▶ **WHAT YOU WILL DO**
Reading down the listing below, count the lines where the word "allLogFileNames" shows up, then give only that count.

▶ **DATA FOR REVIEW**
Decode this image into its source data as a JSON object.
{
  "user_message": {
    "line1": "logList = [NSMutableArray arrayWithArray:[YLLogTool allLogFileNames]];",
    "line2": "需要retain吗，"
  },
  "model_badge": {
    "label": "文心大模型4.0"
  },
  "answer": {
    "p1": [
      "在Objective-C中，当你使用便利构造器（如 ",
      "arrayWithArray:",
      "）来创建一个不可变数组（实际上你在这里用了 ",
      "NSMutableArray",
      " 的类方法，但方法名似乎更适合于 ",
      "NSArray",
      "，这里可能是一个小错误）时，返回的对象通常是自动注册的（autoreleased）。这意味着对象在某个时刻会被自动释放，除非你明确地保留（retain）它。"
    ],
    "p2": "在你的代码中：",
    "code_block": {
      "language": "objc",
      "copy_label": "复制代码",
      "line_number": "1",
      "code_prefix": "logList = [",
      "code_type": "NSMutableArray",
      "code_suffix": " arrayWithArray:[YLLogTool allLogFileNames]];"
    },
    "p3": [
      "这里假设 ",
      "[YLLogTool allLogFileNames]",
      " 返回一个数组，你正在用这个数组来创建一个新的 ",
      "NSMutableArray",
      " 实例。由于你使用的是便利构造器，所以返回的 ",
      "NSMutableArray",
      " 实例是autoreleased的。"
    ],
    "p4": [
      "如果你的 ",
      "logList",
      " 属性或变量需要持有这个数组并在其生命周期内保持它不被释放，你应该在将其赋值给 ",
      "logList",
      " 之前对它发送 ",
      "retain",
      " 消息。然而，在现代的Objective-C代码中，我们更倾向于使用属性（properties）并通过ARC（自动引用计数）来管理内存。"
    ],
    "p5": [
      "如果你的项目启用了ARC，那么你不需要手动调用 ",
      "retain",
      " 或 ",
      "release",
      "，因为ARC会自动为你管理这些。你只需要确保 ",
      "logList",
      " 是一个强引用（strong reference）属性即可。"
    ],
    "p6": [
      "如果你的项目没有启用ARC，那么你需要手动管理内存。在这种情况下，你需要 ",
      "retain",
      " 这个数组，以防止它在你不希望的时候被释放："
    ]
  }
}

▶ **SOLUTION**
3